Understanding the IEP Assessment Process

What is the IEP Assessment Process?

The IEP (Individualized Education Program) assessment process is a thorough evaluation used to determine whether a child qualifies for special education services and what those services should include. It is tailored to identify the unique needs of the child and to develop a plan that addresses these needs in the school environment.

Step-by-Step through the Assessment Process

1. Initiation of the Assessment

The process often begins with a referral, either by you as a parent or a school professional, when there is a concern that your child may have a disability affecting their educational performance. Following this referral, the school will seek your consent to evaluate your child, ensuring you are informed about what the assessments will involve.

2. Conducting the Evaluation

A team of specialists, which may include psychologists, speech and language therapists, occupational therapists, and special education teachers, will evaluate your child. They use a variety of tools and methods to assess, including but not limited to:

Academic Skills: How your child performs in reading, writing, and math.

Cognitive Abilities: This includes thinking, learning, and problem-solving capabilities.

Physical Skills: Assessments may be needed for fine motor and gross motor skills.

Communication Abilities: Understanding and using language.

Social and Emotional Development: How your child interacts with others and manages emotions.

Sensory Processing: How your child responds to sensory experiences.

3. Reviewing Assessment Results

After the evaluations are completed, the team gathers to discuss the findings at an initial IEP meeting. This is the stage where you as a parent can engage actively. You will review the comprehensive results, which detail your child’s strengths and areas where they need support.

4. Determining Eligibility

Based on the assessment, the team will decide if your child qualifies for special education services. Eligibility is determined by specific criteria that vary depending on the nature of the disability and how that disability affects the child’s learning or access to education.

5. Developing the IEP

If your child is found eligible, the next step is to develop an IEP. This meeting involves you, the educators, and the assessment team.
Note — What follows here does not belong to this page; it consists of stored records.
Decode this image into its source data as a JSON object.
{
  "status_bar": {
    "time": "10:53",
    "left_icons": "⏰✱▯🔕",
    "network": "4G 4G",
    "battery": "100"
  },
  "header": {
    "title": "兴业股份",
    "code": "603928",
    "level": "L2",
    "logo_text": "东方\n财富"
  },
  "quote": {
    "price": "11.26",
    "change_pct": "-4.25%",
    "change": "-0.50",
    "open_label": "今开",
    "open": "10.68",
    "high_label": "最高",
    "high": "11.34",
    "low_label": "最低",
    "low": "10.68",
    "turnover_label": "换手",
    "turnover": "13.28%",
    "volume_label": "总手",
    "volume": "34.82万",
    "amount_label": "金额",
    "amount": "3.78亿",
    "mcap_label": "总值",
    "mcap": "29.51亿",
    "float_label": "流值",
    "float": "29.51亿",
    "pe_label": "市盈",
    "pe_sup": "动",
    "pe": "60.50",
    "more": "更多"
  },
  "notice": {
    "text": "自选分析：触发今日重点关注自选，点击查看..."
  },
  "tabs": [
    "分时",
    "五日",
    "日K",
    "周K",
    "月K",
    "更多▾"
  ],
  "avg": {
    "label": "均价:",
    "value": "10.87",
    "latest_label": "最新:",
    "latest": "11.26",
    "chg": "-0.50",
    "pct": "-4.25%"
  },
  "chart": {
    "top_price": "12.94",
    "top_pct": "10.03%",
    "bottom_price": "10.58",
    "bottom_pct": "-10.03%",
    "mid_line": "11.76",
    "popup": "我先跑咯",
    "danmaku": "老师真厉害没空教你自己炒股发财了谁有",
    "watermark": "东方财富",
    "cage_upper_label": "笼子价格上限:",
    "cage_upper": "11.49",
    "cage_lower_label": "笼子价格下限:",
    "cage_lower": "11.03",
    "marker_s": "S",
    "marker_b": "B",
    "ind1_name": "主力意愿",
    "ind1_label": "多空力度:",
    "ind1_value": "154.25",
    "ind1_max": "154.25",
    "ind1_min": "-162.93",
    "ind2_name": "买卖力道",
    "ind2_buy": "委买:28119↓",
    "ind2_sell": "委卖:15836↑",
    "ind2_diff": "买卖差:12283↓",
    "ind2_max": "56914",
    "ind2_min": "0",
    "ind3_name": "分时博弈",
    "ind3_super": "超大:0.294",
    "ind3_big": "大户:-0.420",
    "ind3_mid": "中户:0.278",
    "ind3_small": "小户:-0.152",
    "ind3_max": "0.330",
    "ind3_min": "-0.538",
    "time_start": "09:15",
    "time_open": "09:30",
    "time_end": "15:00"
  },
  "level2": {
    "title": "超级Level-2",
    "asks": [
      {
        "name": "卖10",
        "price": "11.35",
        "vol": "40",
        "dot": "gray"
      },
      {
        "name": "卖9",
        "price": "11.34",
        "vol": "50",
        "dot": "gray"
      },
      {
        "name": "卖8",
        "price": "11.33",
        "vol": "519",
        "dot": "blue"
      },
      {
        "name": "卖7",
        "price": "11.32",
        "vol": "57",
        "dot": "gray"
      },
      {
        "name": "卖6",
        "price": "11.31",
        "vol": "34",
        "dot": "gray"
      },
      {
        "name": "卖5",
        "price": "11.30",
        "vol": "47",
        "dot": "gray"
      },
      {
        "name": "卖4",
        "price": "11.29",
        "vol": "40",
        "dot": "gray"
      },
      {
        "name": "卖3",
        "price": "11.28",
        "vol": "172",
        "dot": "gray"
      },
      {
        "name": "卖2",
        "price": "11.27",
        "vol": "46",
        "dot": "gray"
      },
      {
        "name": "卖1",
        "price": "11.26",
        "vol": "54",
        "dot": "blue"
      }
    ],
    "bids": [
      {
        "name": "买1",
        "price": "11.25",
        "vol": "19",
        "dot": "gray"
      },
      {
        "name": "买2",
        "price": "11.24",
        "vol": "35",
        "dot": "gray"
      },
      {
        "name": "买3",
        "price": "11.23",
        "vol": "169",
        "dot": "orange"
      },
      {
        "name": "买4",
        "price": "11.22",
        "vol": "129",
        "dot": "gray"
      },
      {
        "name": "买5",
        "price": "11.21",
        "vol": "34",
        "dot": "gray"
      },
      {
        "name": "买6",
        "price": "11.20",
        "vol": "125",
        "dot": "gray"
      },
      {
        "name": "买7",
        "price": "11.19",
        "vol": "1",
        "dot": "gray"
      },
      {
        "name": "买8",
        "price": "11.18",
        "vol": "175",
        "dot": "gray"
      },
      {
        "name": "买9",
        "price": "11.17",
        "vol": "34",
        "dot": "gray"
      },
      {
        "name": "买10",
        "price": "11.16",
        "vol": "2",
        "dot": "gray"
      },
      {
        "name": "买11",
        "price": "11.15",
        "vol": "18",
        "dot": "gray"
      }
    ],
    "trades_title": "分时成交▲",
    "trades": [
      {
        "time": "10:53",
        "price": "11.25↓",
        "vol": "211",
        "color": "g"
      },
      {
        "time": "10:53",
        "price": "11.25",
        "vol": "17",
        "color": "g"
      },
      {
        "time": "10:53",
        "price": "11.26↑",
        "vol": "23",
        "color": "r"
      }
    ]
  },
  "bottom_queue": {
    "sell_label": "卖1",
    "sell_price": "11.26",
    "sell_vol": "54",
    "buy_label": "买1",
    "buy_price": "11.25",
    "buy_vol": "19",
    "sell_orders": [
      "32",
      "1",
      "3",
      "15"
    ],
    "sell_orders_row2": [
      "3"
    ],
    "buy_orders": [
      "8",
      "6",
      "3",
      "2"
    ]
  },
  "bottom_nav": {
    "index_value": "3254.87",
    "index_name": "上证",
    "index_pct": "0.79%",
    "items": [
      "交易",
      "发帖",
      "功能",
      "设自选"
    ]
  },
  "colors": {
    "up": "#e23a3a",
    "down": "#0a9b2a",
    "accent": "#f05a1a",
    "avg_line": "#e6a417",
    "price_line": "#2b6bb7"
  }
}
Together, you will craft a plan that sets achievable goals for your child and outlines the accommodations and  services they will receive.

Your Rights in the Assessment Process

As a parent, you play a pivotal role in this process. It’s important to know your rights:

Right to Participate: You have the right to be involved at every stage of the assessment and IEP development.

Right to Information: You should receive clear explanations about the assessment results and what they mean for your child.

Right to Consent: No assessment or service can be conducted without your informed consent.

Right to Independent Evaluation: If you disagree with the assessment results, you can request an independent educational evaluation at public expense.

Is Your Child Getting the Support They Need?

Understanding the IEP assessment process can empower you to advocate effectively for your child’s educational needs. As attorneys and parents,  we have guided many families through this process at Moore Law for Children. If you need help or have questions about the IEP assessment process, our firm is here to support you. Together, we can advocate for an education as rewarding and enriching as it should be for your child.